Last year saw increased wholesale and retail prices in Texas due to low reserve margins and hot weather. This year will bring more of the same. Learn how reserve margin, weather, and operating reserves will all play a role in driving up 2019 Texas electricity rates.
Breeze Energy customers got a rude surprise on May 30, 2018. They received notification that their retail electric provider had gone out of business. They would now be served at a high market rate by the Provider of Last Resort, or POLR. What would you do if you received such a notice? And what is the risk of it happening to you?
Texas electricity customers face historically high electricity prices this summer. The rising energy rates are not so much a result of the cost of natural gas, the primary commodity used to generate electricity, but are a result of increased demand and anticipated shortages in supply. What does this mean for customers on variable rate, month to month electricity plans? High, high, high electricity rates for the dog days of summer. Who is most at risk? Prepaid electricity customers and customers on holdover rates from expired electricity contracts.
If you’ve shopped for an electricity plan in Texas recently, you’ve probably noticed that rates are rising.

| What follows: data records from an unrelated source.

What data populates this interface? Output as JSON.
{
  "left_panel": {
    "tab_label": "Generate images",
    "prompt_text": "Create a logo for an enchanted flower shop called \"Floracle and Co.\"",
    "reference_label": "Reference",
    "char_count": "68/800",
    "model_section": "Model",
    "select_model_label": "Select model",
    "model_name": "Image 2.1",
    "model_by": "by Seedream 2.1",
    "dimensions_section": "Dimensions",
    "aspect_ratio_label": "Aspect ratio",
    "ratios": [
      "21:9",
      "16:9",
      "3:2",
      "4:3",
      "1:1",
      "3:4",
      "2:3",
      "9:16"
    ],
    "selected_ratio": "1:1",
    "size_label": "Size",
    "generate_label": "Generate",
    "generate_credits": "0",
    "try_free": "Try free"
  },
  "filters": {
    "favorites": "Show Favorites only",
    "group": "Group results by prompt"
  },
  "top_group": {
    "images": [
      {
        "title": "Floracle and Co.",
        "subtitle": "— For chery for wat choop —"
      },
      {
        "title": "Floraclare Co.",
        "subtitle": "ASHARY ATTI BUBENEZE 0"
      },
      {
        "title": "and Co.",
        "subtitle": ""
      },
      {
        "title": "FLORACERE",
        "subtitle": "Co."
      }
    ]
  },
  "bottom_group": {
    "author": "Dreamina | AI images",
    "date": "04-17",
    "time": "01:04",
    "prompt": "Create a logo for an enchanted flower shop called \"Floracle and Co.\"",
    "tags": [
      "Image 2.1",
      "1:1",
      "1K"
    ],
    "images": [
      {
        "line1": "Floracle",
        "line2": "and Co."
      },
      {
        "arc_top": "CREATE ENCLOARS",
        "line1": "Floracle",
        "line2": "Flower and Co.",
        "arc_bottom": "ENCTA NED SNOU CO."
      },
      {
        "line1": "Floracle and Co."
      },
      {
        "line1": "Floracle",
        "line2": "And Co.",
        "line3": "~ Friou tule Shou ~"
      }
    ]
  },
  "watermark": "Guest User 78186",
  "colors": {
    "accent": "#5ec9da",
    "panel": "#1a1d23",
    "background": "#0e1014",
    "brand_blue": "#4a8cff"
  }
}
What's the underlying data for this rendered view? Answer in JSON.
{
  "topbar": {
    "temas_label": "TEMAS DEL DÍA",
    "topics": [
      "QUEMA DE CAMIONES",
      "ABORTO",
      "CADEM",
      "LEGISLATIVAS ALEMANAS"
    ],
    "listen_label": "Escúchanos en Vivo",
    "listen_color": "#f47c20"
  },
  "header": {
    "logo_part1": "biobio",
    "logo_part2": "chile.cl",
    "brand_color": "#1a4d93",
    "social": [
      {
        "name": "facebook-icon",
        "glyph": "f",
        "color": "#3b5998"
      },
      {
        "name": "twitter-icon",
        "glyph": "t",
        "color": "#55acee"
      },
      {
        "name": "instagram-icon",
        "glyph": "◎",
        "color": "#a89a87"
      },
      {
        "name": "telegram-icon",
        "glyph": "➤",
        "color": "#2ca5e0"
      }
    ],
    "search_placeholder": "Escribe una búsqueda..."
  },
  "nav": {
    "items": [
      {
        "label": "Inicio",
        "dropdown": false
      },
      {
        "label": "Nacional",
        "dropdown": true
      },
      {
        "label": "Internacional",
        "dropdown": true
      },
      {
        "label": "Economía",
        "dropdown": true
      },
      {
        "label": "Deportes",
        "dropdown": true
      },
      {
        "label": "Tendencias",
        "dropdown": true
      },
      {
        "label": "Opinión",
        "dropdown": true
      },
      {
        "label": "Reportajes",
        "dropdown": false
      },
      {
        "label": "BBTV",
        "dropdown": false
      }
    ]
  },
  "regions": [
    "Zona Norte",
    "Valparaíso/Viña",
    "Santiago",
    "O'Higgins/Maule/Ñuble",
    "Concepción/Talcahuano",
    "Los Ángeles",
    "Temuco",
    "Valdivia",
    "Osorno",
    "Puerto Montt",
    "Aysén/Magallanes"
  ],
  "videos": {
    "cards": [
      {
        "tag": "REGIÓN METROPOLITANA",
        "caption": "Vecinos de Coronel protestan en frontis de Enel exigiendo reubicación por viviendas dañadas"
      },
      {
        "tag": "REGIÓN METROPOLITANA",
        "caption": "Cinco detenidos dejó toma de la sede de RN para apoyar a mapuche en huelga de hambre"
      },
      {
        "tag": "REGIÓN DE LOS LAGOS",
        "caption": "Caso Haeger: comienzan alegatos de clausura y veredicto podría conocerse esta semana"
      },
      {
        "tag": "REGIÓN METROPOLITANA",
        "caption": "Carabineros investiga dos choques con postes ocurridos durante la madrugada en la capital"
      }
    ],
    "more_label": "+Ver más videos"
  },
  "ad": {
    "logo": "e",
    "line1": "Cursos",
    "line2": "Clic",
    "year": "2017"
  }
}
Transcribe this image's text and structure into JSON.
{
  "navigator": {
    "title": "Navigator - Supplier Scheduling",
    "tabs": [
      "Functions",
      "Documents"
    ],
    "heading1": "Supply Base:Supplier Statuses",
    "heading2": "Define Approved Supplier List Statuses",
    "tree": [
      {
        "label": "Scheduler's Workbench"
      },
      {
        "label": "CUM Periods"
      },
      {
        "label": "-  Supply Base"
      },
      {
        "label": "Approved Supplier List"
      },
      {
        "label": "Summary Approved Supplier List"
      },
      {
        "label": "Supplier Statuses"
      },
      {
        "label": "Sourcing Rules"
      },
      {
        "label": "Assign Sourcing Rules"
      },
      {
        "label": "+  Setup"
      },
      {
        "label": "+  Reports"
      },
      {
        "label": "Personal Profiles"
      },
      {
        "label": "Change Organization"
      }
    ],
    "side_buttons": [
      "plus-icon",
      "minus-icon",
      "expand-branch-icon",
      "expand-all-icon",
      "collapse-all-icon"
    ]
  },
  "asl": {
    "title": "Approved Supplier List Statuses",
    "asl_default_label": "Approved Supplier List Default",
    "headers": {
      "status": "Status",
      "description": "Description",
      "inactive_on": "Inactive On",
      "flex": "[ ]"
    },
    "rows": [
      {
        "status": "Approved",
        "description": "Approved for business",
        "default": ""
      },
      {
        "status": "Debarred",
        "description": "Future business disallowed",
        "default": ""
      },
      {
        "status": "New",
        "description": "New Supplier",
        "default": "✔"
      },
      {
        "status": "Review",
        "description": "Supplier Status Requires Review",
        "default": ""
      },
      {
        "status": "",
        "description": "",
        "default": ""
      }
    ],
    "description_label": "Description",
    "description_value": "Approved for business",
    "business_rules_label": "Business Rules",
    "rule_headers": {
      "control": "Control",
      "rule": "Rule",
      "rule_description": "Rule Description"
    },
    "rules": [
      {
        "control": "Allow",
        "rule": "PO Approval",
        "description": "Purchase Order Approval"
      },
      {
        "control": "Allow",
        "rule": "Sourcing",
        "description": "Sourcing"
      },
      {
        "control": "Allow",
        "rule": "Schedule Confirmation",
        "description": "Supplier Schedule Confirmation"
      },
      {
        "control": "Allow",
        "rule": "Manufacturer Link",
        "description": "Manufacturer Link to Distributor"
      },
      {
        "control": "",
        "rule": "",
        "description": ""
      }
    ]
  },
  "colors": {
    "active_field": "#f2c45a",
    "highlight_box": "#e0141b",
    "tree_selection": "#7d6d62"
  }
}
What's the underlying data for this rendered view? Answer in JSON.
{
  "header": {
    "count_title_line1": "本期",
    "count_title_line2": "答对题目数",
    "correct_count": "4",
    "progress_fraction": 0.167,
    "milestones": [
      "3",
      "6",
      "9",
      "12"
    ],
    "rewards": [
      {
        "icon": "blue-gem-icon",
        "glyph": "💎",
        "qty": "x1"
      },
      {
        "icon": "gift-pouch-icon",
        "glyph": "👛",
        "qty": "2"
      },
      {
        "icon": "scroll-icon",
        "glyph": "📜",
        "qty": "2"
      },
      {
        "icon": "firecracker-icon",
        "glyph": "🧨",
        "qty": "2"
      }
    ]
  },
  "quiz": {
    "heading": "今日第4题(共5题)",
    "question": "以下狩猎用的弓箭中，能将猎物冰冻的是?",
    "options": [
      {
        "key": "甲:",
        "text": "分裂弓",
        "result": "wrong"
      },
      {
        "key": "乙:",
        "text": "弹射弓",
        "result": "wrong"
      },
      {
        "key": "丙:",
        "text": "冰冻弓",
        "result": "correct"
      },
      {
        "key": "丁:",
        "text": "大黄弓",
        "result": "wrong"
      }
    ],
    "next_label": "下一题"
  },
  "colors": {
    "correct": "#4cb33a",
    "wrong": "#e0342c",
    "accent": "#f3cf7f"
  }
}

In fact, some of the energy rates for Texas plans have increased over 30% so far in 2018 and will continue to rise as the summer approaches.
What’s contributing to this rise? In short, it’s simple economics. Understanding the market forces at play in ERCOT will help you make an informed decision about your energy needs going into the summer and avoid a painful utility bill.
For most people living in states open to electric competition, the year deregulation was adopted marked a complete turnaround of electricity as they knew it. Instead of only having one utility to fulfill both supply and delivery of electricity, consumers got the power to choose their own supplier. Providers offering electricity plans and better electricity rates flooded the market and suddenly there were hundreds of choices for consumers.
Sadly, the windfall of electric choice is not available to all who live in Texas. Electric cooperatives (“co-ops”) and municipally-owned utilities (“munis”) are exempt from participating in deregulation. Additionally, Texas law includes exceptions for certain investor-owned utilities to delay participation in retail competition because of lack of competition in their wholesale market and/or their lack of being part of ERCOT.
What does this mean for you?